In effect, the government is casting a wide net, knowing it will snag some little fish even if the big ones ultimately get away.
In an interview Friday with the Toronto Star, Harper said he doesn't want to risk focusing strictly on the "biggest priorities" in case negotiations stall.
"There's a lot of roadblocks out there in all these relationships, China, India, the negotiations with the European Union, the Americas strategy," Harper said.
"Frankly, because of all the impediments, my judgment is that we have to go hard on all fronts and see what actually progresses."
Harper spoke to the Star after wrapping up a six-day trade trip to India. He jetted to the Philippines on Friday and will head to Hong Kong on Sunday.
He boasted to an Indian audience this week his government has inked trade deals with nine countries and launched negotiations with more than 60 others since taking office in 2006.
The nine agreements are with Colombia, Jordan, Panama, Peru, the European Free Trade Association and Honduras.
Negotiations have been underway for some time with India and the European Union but there have not yet been even exploratory talks with China, the biggest fish of all. China's ambassador to Canada, Zhang Junsai, raised the issue in September, calling for a free trade agreement between the two countries to be struck within a decade.
The European Union holds the most immediate promise of a trade deal.
International Trade Minister Ed Fast is heading to Brussels later this month to pick up where officials left off in negotiating a broad trade and investment agreement with the EU. Negotiations among officials are finished and it's now up to ministers to hash out the most contentious issues, including drug patents and intellectual property.

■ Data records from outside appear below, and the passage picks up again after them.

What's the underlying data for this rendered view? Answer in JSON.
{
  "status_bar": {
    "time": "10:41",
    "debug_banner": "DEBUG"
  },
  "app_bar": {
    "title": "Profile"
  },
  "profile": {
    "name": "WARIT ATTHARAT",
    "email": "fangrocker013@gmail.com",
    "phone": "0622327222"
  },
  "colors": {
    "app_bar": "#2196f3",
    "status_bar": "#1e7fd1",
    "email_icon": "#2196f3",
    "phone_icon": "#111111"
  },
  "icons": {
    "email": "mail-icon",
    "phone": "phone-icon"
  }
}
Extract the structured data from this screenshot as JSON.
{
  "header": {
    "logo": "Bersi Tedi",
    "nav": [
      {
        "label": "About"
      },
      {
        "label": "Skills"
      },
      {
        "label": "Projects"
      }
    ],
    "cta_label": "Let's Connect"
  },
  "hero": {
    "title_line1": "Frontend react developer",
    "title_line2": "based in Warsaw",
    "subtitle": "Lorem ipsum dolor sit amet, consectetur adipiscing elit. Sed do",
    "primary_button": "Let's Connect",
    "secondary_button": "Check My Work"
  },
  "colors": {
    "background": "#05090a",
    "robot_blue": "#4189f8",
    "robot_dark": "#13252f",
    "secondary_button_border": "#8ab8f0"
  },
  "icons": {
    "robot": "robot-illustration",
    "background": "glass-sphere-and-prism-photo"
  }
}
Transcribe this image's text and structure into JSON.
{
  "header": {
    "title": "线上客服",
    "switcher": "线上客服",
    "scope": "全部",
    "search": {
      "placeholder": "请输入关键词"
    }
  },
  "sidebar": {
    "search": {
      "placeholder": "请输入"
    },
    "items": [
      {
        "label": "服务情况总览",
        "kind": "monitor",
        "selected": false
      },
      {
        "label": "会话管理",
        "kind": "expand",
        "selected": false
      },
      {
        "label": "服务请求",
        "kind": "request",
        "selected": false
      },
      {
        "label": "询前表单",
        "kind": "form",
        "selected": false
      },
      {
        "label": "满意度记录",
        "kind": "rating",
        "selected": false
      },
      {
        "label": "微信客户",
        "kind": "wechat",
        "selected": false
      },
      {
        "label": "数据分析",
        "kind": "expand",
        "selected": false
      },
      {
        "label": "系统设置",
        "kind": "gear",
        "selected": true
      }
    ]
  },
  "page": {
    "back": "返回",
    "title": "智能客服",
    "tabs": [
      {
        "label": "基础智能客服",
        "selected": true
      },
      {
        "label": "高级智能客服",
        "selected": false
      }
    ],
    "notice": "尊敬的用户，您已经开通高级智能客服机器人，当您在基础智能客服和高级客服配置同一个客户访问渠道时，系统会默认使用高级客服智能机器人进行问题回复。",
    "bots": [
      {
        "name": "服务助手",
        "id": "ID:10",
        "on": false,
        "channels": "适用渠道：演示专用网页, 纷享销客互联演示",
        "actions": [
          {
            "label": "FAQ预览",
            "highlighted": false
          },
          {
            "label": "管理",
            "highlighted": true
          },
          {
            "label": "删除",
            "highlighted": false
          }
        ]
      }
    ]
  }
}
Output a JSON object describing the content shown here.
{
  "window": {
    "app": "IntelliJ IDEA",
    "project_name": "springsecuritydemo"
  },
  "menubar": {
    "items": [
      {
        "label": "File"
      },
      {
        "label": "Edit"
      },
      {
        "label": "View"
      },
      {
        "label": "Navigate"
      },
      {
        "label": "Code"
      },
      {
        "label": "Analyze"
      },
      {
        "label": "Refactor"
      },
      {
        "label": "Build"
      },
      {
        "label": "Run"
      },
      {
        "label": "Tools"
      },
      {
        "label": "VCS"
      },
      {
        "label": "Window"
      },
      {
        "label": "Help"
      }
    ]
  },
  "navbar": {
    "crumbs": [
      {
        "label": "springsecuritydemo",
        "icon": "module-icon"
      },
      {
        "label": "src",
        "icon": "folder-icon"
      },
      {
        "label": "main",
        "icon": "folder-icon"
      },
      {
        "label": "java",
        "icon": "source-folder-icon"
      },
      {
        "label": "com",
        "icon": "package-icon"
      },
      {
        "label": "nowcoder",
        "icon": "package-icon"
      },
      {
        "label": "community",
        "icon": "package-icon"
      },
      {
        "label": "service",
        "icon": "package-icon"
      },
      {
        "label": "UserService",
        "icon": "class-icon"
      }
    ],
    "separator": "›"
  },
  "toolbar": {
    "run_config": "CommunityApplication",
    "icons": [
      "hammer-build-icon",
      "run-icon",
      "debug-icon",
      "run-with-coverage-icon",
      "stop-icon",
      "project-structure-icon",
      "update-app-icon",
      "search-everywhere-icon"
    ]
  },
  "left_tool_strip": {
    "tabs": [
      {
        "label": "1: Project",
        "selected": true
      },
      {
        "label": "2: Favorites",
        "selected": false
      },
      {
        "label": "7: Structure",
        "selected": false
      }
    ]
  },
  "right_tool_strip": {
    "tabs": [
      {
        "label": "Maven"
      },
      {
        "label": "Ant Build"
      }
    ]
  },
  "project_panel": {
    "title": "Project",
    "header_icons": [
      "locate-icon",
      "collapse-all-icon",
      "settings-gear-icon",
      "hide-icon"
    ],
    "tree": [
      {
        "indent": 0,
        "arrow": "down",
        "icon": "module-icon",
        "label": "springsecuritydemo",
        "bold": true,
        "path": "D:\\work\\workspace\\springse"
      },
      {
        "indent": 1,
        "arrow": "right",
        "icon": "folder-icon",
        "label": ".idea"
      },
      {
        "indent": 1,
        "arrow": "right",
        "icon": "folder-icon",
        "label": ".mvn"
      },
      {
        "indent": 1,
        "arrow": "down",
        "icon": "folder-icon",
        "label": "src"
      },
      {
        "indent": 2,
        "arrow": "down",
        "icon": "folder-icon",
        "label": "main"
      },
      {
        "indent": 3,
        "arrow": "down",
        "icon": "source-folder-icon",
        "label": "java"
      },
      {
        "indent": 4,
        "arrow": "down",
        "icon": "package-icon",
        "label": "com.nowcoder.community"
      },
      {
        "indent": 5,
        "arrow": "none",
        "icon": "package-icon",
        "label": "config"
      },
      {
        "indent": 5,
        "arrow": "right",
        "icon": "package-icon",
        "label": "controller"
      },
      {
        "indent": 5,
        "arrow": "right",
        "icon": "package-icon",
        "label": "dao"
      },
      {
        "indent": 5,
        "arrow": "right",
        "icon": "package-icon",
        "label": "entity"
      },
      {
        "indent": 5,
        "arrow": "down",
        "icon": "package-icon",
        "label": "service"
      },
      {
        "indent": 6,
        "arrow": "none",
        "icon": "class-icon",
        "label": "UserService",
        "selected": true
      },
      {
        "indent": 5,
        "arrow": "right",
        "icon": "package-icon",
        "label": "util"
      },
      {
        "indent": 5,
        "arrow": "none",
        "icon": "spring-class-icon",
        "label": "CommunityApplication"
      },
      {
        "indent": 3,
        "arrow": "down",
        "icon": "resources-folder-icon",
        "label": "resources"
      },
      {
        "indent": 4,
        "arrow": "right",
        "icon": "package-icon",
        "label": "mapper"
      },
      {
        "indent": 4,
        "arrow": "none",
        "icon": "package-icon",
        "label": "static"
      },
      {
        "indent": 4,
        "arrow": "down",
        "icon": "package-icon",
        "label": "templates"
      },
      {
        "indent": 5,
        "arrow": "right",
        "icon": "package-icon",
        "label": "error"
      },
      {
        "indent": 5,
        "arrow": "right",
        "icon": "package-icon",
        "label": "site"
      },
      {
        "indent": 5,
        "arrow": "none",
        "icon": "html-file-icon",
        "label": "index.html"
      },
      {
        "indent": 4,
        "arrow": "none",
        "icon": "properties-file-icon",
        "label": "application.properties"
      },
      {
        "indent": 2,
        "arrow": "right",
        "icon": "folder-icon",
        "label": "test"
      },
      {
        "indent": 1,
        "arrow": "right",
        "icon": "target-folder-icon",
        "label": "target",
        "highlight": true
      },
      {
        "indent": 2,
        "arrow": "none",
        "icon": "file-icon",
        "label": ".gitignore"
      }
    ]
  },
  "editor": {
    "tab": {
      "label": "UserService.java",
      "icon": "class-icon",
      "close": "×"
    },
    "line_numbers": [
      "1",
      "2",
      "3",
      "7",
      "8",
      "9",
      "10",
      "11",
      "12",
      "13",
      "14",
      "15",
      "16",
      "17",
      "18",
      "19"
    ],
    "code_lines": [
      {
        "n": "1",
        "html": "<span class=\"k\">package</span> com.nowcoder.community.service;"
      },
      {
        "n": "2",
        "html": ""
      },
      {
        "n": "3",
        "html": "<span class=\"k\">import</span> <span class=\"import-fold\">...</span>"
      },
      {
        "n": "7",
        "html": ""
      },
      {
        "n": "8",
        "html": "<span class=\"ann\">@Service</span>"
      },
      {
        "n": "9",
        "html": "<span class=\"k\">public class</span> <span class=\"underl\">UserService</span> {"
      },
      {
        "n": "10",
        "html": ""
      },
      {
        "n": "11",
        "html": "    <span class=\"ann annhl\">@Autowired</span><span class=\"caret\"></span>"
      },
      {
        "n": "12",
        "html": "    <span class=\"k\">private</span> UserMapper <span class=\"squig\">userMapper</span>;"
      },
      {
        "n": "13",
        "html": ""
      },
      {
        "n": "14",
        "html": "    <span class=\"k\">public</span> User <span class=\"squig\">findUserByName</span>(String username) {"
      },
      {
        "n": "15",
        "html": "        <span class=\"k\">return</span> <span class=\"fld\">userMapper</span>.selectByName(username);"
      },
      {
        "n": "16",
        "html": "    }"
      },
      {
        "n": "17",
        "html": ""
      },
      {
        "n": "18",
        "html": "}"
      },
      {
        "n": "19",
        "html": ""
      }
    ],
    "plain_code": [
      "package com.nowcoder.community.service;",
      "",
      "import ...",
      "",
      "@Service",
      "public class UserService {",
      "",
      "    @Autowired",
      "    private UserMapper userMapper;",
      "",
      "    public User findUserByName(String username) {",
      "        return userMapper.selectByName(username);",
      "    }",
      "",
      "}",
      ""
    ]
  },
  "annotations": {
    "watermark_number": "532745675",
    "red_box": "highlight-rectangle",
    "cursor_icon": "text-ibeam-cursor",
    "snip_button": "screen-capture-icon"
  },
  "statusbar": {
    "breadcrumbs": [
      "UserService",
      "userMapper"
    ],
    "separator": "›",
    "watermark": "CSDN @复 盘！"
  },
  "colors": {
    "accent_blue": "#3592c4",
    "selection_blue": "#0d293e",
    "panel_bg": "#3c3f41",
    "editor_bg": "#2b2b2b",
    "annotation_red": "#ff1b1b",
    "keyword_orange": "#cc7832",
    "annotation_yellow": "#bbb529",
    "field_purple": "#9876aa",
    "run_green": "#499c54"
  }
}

Canada had hoped to wrap up the deal by the end of 2012 but it now appears talks will continue into the new year.
-- The Canadian Press